Information supplied START
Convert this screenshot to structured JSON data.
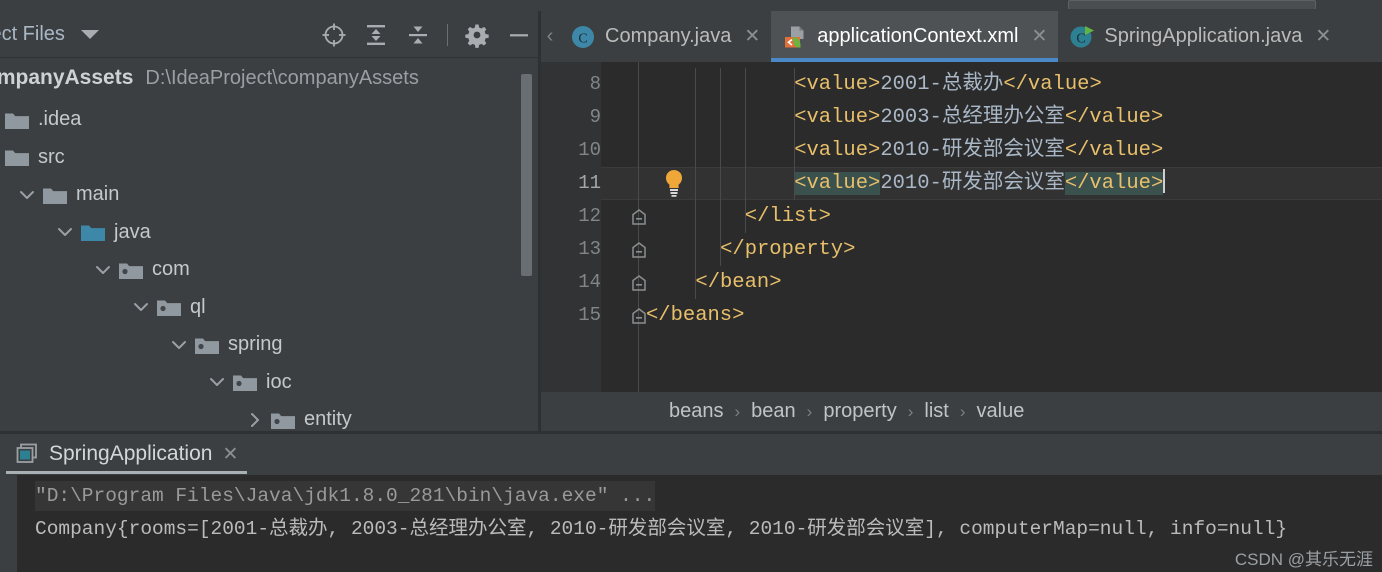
{
  "window": {
    "theme_accent": "#4a88c7",
    "editor_bg": "#2b2b2b",
    "chrome_bg": "#3c3f41"
  },
  "sidebar": {
    "title": "ject Files",
    "caret_icon": "chevron-down-icon",
    "tools": [
      {
        "name": "locate-icon",
        "label": "Select Opened File"
      },
      {
        "name": "expand-all-icon",
        "label": "Expand All"
      },
      {
        "name": "collapse-all-icon",
        "label": "Collapse All"
      },
      {
        "name": "settings-gear-icon",
        "label": "Settings"
      },
      {
        "name": "minimize-icon",
        "label": "Hide"
      }
    ],
    "project": {
      "name": "ompanyAssets",
      "path": "D:\\IdeaProject\\companyAssets"
    },
    "tree": [
      {
        "label": ".idea",
        "depth": 0,
        "arrow": "none",
        "icon": "folder-grey-icon"
      },
      {
        "label": "src",
        "depth": 0,
        "arrow": "none",
        "icon": "folder-grey-icon"
      },
      {
        "label": "main",
        "depth": 1,
        "arrow": "expanded",
        "icon": "folder-grey-icon"
      },
      {
        "label": "java",
        "depth": 2,
        "arrow": "expanded",
        "icon": "folder-source-icon"
      },
      {
        "label": "com",
        "depth": 3,
        "arrow": "expanded",
        "icon": "folder-package-icon"
      },
      {
        "label": "ql",
        "depth": 4,
        "arrow": "expanded",
        "icon": "folder-package-icon"
      },
      {
        "label": "spring",
        "depth": 5,
        "arrow": "expanded",
        "icon": "folder-package-icon"
      },
      {
        "label": "ioc",
        "depth": 6,
        "arrow": "expanded",
        "icon": "folder-package-icon"
      },
      {
        "label": "entity",
        "depth": 7,
        "arrow": "collapsed",
        "icon": "folder-package-icon"
      }
    ]
  },
  "editor": {
    "tabs": [
      {
        "label": "Company.java",
        "icon": "java-class-icon",
        "active": false,
        "close_icon": "close-icon"
      },
      {
        "label": "applicationContext.xml",
        "icon": "spring-xml-icon",
        "active": true,
        "close_icon": "close-icon"
      },
      {
        "label": "SpringApplication.java",
        "icon": "java-runnable-icon",
        "active": false,
        "close_icon": "close-icon"
      }
    ],
    "prev_tab_icon": "chevron-left-icon",
    "lines": [
      {
        "number": "8",
        "indent": 12,
        "fold": "none",
        "bulb": false,
        "current": false,
        "segments": [
          {
            "text": "<value>",
            "style": "tag"
          },
          {
            "text": "2001-总裁办",
            "style": "text"
          },
          {
            "text": "</value>",
            "style": "tag"
          }
        ]
      },
      {
        "number": "9",
        "indent": 12,
        "fold": "none",
        "bulb": false,
        "current": false,
        "segments": [
          {
            "text": "<value>",
            "style": "tag"
          },
          {
            "text": "2003-总经理办公室",
            "style": "text"
          },
          {
            "text": "</value>",
            "style": "tag"
          }
        ]
      },
      {
        "number": "10",
        "indent": 12,
        "fold": "none",
        "bulb": false,
        "current": false,
        "segments": [
          {
            "text": "<value>",
            "style": "tag"
          },
          {
            "text": "2010-研发部会议室",
            "style": "text"
          },
          {
            "text": "</value>",
            "style": "tag"
          }
        ]
      },
      {
        "number": "11",
        "indent": 12,
        "fold": "none",
        "bulb": true,
        "current": true,
        "segments": [
          {
            "text": "<value>",
            "style": "tag",
            "highlight": true
          },
          {
            "text": "2010-研发部会议室",
            "style": "text"
          },
          {
            "text": "</value>",
            "style": "tag",
            "highlight": true
          }
        ]
      },
      {
        "number": "12",
        "indent": 8,
        "fold": "minus",
        "bulb": false,
        "current": false,
        "segments": [
          {
            "text": "</list>",
            "style": "tag"
          }
        ]
      },
      {
        "number": "13",
        "indent": 6,
        "fold": "minus",
        "bulb": false,
        "current": false,
        "segments": [
          {
            "text": "</property>",
            "style": "tag"
          }
        ]
      },
      {
        "number": "14",
        "indent": 4,
        "fold": "minus",
        "bulb": false,
        "current": false,
        "segments": [
          {
            "text": "</bean>",
            "style": "tag"
          }
        ]
      },
      {
        "number": "15",
        "indent": 0,
        "fold": "minus",
        "bulb": false,
        "current": false,
        "segments": [
          {
            "text": "</beans>",
            "style": "tag"
          }
        ]
      }
    ],
    "breadcrumbs": [
      "beans",
      "bean",
      "property",
      "list",
      "value"
    ],
    "breadcrumb_separator": "›"
  },
  "run_window": {
    "tab": {
      "label": "SpringApplication",
      "icon": "console-icon",
      "close_icon": "close-icon"
    },
    "console": [
      {
        "text": "\"D:\\Program Files\\Java\\jdk1.8.0_281\\bin\\java.exe\" ...",
        "kind": "cmd"
      },
      {
        "text": "Company{rooms=[2001-总裁办, 2003-总经理办公室, 2010-研发部会议室, 2010-研发部会议室], computerMap=null, info=null}",
        "kind": "out"
      }
    ],
    "watermark": "CSDN @其乐无涯"
  }
}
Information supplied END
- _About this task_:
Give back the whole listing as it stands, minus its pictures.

- _Response area_:
Convert this screenshot to structured JSON data.
{
  "window": {
    "theme_accent": "#4a88c7",
    "editor_bg": "#2b2b2b",
    "chrome_bg": "#3c3f41"
  },
  "sidebar": {
    "title": "ject Files",
    "caret_icon": "chevron-down-icon",
    "tools": [
      {
        "name": "locate-icon",
        "label": "Select Opened File"
      },
      {
        "name": "expand-all-icon",
        "label": "Expand All"
      },
      {
        "name": "collapse-all-icon",
        "label": "Collapse All"
      },
      {
        "name": "settings-gear-icon",
        "label": "Settings"
      },
      {
        "name": "minimize-icon",
        "label": "Hide"
      }
    ],
    "project": {
      "name": "ompanyAssets",
      "path": "D:\\IdeaProject\\companyAssets"
    },
    "tree": [
      {
        "label": ".idea",
        "depth": 0,
        "arrow": "none",
        "icon": "folder-grey-icon"
      },
      {
        "label": "src",
        "depth": 0,
        "arrow": "none",
        "icon": "folder-grey-icon"
      },
      {
        "label": "main",
        "depth": 1,
        "arrow": "expanded",
        "icon": "folder-grey-icon"
      },
      {
        "label": "java",
        "depth": 2,
        "arrow": "expanded",
        "icon": "folder-source-icon"
      },
      {
        "label": "com",
        "depth": 3,
        "arrow": "expanded",
        "icon": "folder-package-icon"
      },
      {
        "label": "ql",
        "depth": 4,
        "arrow": "expanded",
        "icon": "folder-package-icon"
      },
      {
        "label": "spring",
        "depth": 5,
        "arrow": "expanded",
        "icon": "folder-package-icon"
      },
      {
        "label": "ioc",
        "depth": 6,
        "arrow": "expanded",
        "icon": "folder-package-icon"
      },
      {
        "label": "entity",
        "depth": 7,
        "arrow": "collapsed",
        "icon": "folder-package-icon"
      }
    ]
  },
  "editor": {
    "tabs": [
      {
        "label": "Company.java",
        "icon": "java-class-icon",
        "active": false,
        "close_icon": "close-icon"
      },
      {
        "label": "applicationContext.xml",
        "icon": "spring-xml-icon",
        "active": true,
        "close_icon": "close-icon"
      },
      {
        "label": "SpringApplication.java",
        "icon": "java-runnable-icon",
        "active": false,
        "close_icon": "close-icon"
      }
    ],
    "prev_tab_icon": "chevron-left-icon",
    "lines": [
      {
        "number": "8",
        "indent": 12,
        "fold": "none",
        "bulb": false,
        "current": false,
        "segments": [
          {
            "text": "<value>",
            "style": "tag"
          },
          {
            "text": "2001-总裁办",
            "style": "text"
          },
          {
            "text": "</value>",
            "style": "tag"
          }
        ]
      },
      {
        "number": "9",
        "indent": 12,
        "fold": "none",
        "bulb": false,
        "current": false,
        "segments": [
          {
            "text": "<value>",
            "style": "tag"
          },
          {
            "text": "2003-总经理办公室",
            "style": "text"
          },
          {
            "text": "</value>",
            "style": "tag"
          }
        ]
      },
      {
        "number": "10",
        "indent": 12,
        "fold": "none",
        "bulb": false,
        "current": false,
        "segments": [
          {
            "text": "<value>",
            "style": "tag"
          },
          {
            "text": "2010-研发部会议室",
            "style": "text"
          },
          {
            "text": "</value>",
            "style": "tag"
          }
        ]
      },
      {
        "number": "11",
        "indent": 12,
        "fold": "none",
        "bulb": true,
        "current": true,
        "segments": [
          {
            "text": "<value>",
            "style": "tag",
            "highlight": true
          },
          {
            "text": "2010-研发部会议室",
            "style": "text"
          },
          {
            "text": "</value>",
            "style": "tag",
            "highlight": true
          }
        ]
      },
      {
        "number": "12",
        "indent": 8,
        "fold": "minus",
        "bulb": false,
        "current": false,
        "segments": [
          {
            "text": "</list>",
            "style": "tag"
          }
        ]
      },
      {
        "number": "13",
        "indent": 6,
        "fold": "minus",
        "bulb": false,
        "current": false,
        "segments": [
          {
            "text": "</property>",
            "style": "tag"
          }
        ]
      },
      {
        "number": "14",
        "indent": 4,
        "fold": "minus",
        "bulb": false,
        "current": false,
        "segments": [
          {
            "text": "</bean>",
            "style": "tag"
          }
        ]
      },
      {
        "number": "15",
        "indent": 0,
        "fold": "minus",
        "bulb": false,
        "current": false,
        "segments": [
          {
            "text": "</beans>",
            "style": "tag"
          }
        ]
      }
    ],
    "breadcrumbs": [
      "beans",
      "bean",
      "property",
      "list",
      "value"
    ],
    "breadcrumb_separator": "›"
  },
  "run_window": {
    "tab": {
      "label": "SpringApplication",
      "icon": "console-icon",
      "close_icon": "close-icon"
    },
    "console": [
      {
        "text": "\"D:\\Program Files\\Java\\jdk1.8.0_281\\bin\\java.exe\" ...",
        "kind": "cmd"
      },
      {
        "text": "Company{rooms=[2001-总裁办, 2003-总经理办公室, 2010-研发部会议室, 2010-研发部会议室], computerMap=null, info=null}",
        "kind": "out"
      }
    ],
    "watermark": "CSDN @其乐无涯"
  }
}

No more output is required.